Ratification of the Domestic Workers Convention No. 189
As a signatory to the International Labour Organisation (ILO), the Kenya Ministry of East Africa Community (EAC), Labour and Social Protection is yet to ratify the ILO (2011) Domestic Workers Convention No. 189, which articulates the global standards for decent work for domestic workers and accurately frames the current reality of domestic work. The ratification of the convention would be a positive step towards achieving decent work for domestic workers in Kenya.
Call to Action this Labour Day
As a country, we need to recognize the positive contribution domestic workers play within our families and their direct and indirect contribution to the economy. Paid domestic work will continue to be an important source of employment for both women and men in our society.

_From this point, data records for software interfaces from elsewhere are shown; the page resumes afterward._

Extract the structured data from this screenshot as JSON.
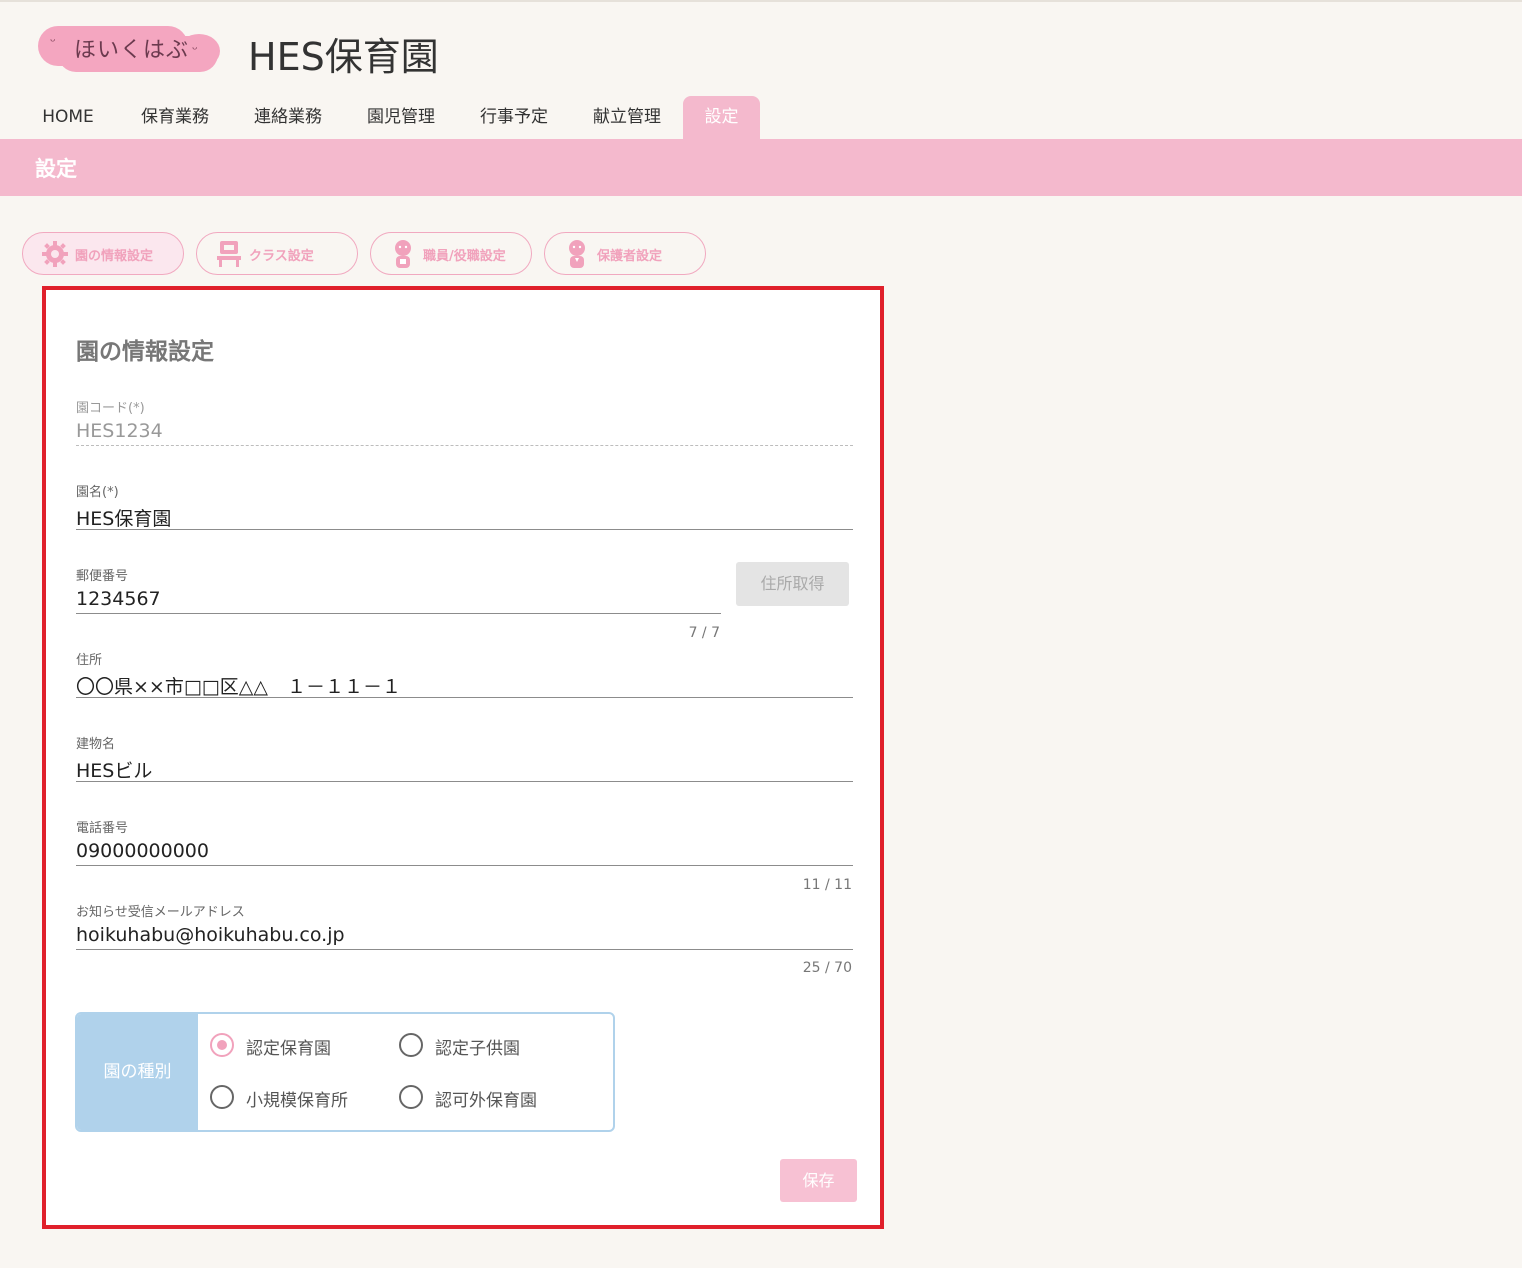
{
  "header": {
    "logo_text": "ほいくはぶ",
    "app_title": "HES保育園"
  },
  "nav": {
    "items": [
      {
        "label": "HOME"
      },
      {
        "label": "保育業務"
      },
      {
        "label": "連絡業務"
      },
      {
        "label": "園児管理"
      },
      {
        "label": "行事予定"
      },
      {
        "label": "献立管理"
      },
      {
        "label": "設定",
        "active": true
      }
    ]
  },
  "page": {
    "title": "設定"
  },
  "subtabs": [
    {
      "label": "園の情報設定",
      "icon": "gear-icon",
      "active": true
    },
    {
      "label": "クラス設定",
      "icon": "classroom-icon"
    },
    {
      "label": "職員/役職設定",
      "icon": "staff-icon"
    },
    {
      "label": "保護者設定",
      "icon": "guardian-icon"
    }
  ],
  "form": {
    "title": "園の情報設定",
    "school_code": {
      "label": "園コード(*)",
      "value": "HES1234"
    },
    "school_name": {
      "label": "園名(*)",
      "value": "HES保育園"
    },
    "postal_code": {
      "label": "郵便番号",
      "value": "1234567",
      "counter": "7 / 7"
    },
    "address_button": "住所取得",
    "address": {
      "label": "住所",
      "value": "〇〇県××市□□区△△　１－１１－１"
    },
    "building": {
      "label": "建物名",
      "value": "HESビル"
    },
    "phone": {
      "label": "電話番号",
      "value": "09000000000",
      "counter": "11 / 11"
    },
    "email": {
      "label": "お知らせ受信メールアドレス",
      "value": "hoikuhabu@hoikuhabu.co.jp",
      "counter": "25 / 70"
    },
    "type": {
      "label": "園の種別",
      "options": [
        {
          "label": "認定保育園",
          "checked": true
        },
        {
          "label": "認定子供園"
        },
        {
          "label": "小規模保育所"
        },
        {
          "label": "認可外保育園"
        }
      ]
    },
    "save_button": "保存"
  },
  "colors": {
    "accent_pink": "#f4b9cd",
    "type_blue": "#b0d2eb",
    "highlight_red": "#e0202b"
  }
}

The multiplicity of actors who interact directly or indirectly with domestic workers need to harmonize their efforts to ensure the sector is regulated, provide a safe environment free from physical and sexual abuse, pay a minimum wage and respond to the socio-economic needs of the domestic workers. Importantly, most domestic workers need financial management training to help them actualize their ambitions of self-employment or savings for the future. There is need for concerted efforts to create an enabling policy environment that encompasses all actors working in the domestic workers sector. This will ensure implementation and enforcement of the Employment Act thus contributing to the streamlining and regulation of the domestic workers sector.

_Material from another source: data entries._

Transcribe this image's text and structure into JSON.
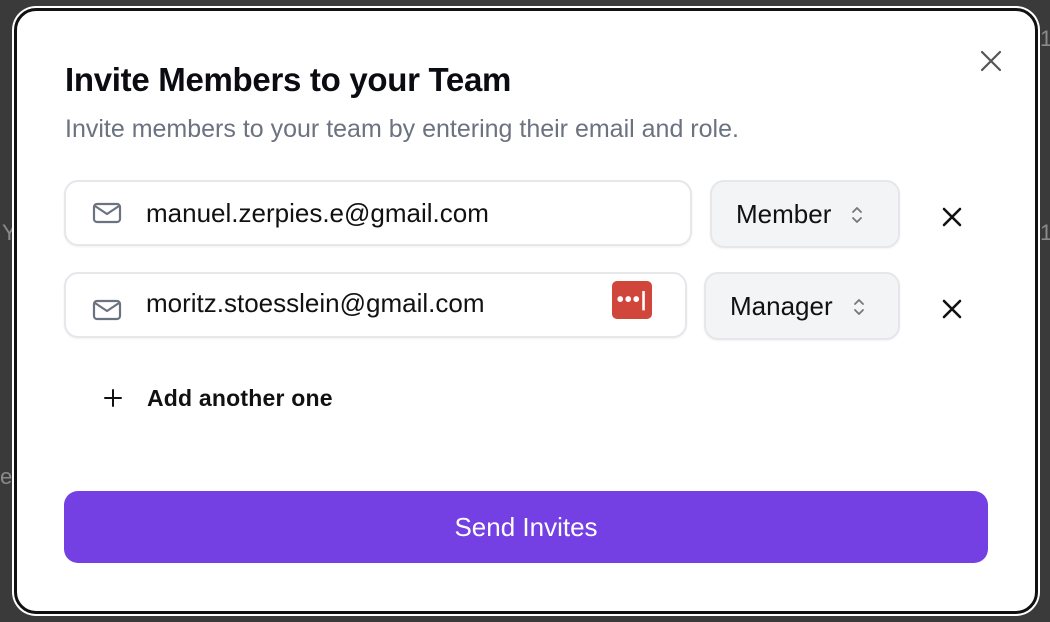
{
  "modal": {
    "title": "Invite Members to your Team",
    "subtitle": "Invite members to your team by entering their email and role."
  },
  "invites": [
    {
      "email": "manuel.zerpies.e@gmail.com",
      "role": "Member"
    },
    {
      "email": "moritz.stoesslein@gmail.com",
      "role": "Manager"
    }
  ],
  "password_manager_badge": "•••|",
  "add_another_label": "Add another one",
  "send_button_label": "Send Invites",
  "colors": {
    "accent": "#7440e3",
    "password_badge": "#d0463b",
    "subtitle_text": "#6b7280"
  }
}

Trade Unions like the Kenya Union of Domestic, Hotels, Educational Institutions, Hospitals and Allied (KUDHEIHA) need to lobby the Government to ratify Domestic Workers Convention No. 189 and work closely with the relevant labour agencies and departments to enforce the Convention. In addition, registered trade unions should undertake massive domestic workers recruitment drives to ensure they are unionized thus giving them a voice and also sensitize them on dispute resolution and grievance handling. This way, domestic workers can be protected from exploitation and abuse by their employers. Employers too need to be sensitized on the Employment Act and best practices that work for the benefit of the domestic worker. The relevant labour authorities and the Ministry of EAC, Labour and Social Protection should enforce adherence to the minimum wage provisions for domestic workers to eliminate exploitation.
As we celebrate this year’s Labour Day, the Government and Employers need to recognize the need to gradually shift remuneration from Minimum Wage to a Living Wage. Through this, we will ultimately ensure that domestic workers have income to meet their basic needs and have a decent standard of living.